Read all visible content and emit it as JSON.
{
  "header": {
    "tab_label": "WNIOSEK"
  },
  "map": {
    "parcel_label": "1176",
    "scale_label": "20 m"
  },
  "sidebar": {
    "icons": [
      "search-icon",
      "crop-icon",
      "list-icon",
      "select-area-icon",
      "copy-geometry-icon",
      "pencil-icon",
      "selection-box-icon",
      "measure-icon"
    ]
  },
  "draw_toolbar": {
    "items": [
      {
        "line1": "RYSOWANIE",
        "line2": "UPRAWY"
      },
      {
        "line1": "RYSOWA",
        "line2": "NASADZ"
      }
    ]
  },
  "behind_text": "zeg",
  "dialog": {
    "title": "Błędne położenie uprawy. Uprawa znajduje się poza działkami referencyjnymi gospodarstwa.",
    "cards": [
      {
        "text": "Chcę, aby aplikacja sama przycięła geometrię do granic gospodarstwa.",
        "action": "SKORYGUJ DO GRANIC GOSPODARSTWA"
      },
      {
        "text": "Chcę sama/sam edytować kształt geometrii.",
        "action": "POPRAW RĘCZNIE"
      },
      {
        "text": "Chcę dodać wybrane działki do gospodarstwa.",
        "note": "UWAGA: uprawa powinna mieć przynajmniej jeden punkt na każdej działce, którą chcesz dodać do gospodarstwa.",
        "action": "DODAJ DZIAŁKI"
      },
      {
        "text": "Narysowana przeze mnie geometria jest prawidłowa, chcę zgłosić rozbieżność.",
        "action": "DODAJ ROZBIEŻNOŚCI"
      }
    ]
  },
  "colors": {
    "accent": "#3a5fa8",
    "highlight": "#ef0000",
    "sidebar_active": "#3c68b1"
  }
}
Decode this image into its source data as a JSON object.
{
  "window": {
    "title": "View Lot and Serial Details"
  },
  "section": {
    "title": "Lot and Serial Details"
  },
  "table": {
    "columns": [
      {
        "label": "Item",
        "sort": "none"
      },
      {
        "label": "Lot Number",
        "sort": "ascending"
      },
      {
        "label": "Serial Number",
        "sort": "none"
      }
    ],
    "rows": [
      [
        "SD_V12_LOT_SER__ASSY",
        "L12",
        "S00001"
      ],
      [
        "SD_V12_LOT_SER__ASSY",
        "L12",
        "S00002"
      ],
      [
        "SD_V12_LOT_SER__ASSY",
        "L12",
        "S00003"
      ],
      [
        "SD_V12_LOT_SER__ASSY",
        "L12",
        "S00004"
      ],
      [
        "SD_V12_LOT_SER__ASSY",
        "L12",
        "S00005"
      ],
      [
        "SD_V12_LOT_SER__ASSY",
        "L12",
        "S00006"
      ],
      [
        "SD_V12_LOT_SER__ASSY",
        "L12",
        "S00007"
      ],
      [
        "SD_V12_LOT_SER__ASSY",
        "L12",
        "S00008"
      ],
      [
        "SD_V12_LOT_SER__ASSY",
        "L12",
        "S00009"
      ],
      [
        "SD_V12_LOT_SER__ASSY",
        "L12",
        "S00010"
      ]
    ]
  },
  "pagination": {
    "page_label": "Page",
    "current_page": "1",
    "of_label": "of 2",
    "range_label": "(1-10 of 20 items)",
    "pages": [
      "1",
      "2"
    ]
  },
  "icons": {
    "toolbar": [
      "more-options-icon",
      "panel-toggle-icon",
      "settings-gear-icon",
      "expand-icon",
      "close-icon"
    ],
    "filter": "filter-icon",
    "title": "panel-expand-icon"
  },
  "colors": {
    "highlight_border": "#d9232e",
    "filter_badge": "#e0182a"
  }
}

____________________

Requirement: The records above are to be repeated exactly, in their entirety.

Response for this exercise:
Read all visible content and emit it as JSON.
{
  "header": {
    "tab_label": "WNIOSEK"
  },
  "map": {
    "parcel_label": "1176",
    "scale_label": "20 m"
  },
  "sidebar": {
    "icons": [
      "search-icon",
      "crop-icon",
      "list-icon",
      "select-area-icon",
      "copy-geometry-icon",
      "pencil-icon",
      "selection-box-icon",
      "measure-icon"
    ]
  },
  "draw_toolbar": {
    "items": [
      {
        "line1": "RYSOWANIE",
        "line2": "UPRAWY"
      },
      {
        "line1": "RYSOWA",
        "line2": "NASADZ"
      }
    ]
  },
  "behind_text": "zeg",
  "dialog": {
    "title": "Błędne położenie uprawy. Uprawa znajduje się poza działkami referencyjnymi gospodarstwa.",
    "cards": [
      {
        "text": "Chcę, aby aplikacja sama przycięła geometrię do granic gospodarstwa.",
        "action": "SKORYGUJ DO GRANIC GOSPODARSTWA"
      },
      {
        "text": "Chcę sama/sam edytować kształt geometrii.",
        "action": "POPRAW RĘCZNIE"
      },
      {
        "text": "Chcę dodać wybrane działki do gospodarstwa.",
        "note": "UWAGA: uprawa powinna mieć przynajmniej jeden punkt na każdej działce, którą chcesz dodać do gospodarstwa.",
        "action": "DODAJ DZIAŁKI"
      },
      {
        "text": "Narysowana przeze mnie geometria jest prawidłowa, chcę zgłosić rozbieżność.",
        "action": "DODAJ ROZBIEŻNOŚCI"
      }
    ]
  },
  "colors": {
    "accent": "#3a5fa8",
    "highlight": "#ef0000",
    "sidebar_active": "#3c68b1"
  }
}
Decode this image into its source data as a JSON object.
{
  "window": {
    "title": "View Lot and Serial Details"
  },
  "section": {
    "title": "Lot and Serial Details"
  },
  "table": {
    "columns": [
      {
        "label": "Item",
        "sort": "none"
      },
      {
        "label": "Lot Number",
        "sort": "ascending"
      },
      {
        "label": "Serial Number",
        "sort": "none"
      }
    ],
    "rows": [
      [
        "SD_V12_LOT_SER__ASSY",
        "L12",
        "S00001"
      ],
      [
        "SD_V12_LOT_SER__ASSY",
        "L12",
        "S00002"
      ],
      [
        "SD_V12_LOT_SER__ASSY",
        "L12",
        "S00003"
      ],
      [
        "SD_V12_LOT_SER__ASSY",
        "L12",
        "S00004"
      ],
      [
        "SD_V12_LOT_SER__ASSY",
        "L12",
        "S00005"
      ],
      [
        "SD_V12_LOT_SER__ASSY",
        "L12",
        "S00006"
      ],
      [
        "SD_V12_LOT_SER__ASSY",
        "L12",
        "S00007"
      ],
      [
        "SD_V12_LOT_SER__ASSY",
        "L12",
        "S00008"
      ],
      [
        "SD_V12_LOT_SER__ASSY",
        "L12",
        "S00009"
      ],
      [
        "SD_V12_LOT_SER__ASSY",
        "L12",
        "S00010"
      ]
    ]
  },
  "pagination": {
    "page_label": "Page",
    "current_page": "1",
    "of_label": "of 2",
    "range_label": "(1-10 of 20 items)",
    "pages": [
      "1",
      "2"
    ]
  },
  "icons": {
    "toolbar": [
      "more-options-icon",
      "panel-toggle-icon",
      "settings-gear-icon",
      "expand-icon",
      "close-icon"
    ],
    "filter": "filter-icon",
    "title": "panel-expand-icon"
  },
  "colors": {
    "highlight_border": "#d9232e",
    "filter_badge": "#e0182a"
  }
}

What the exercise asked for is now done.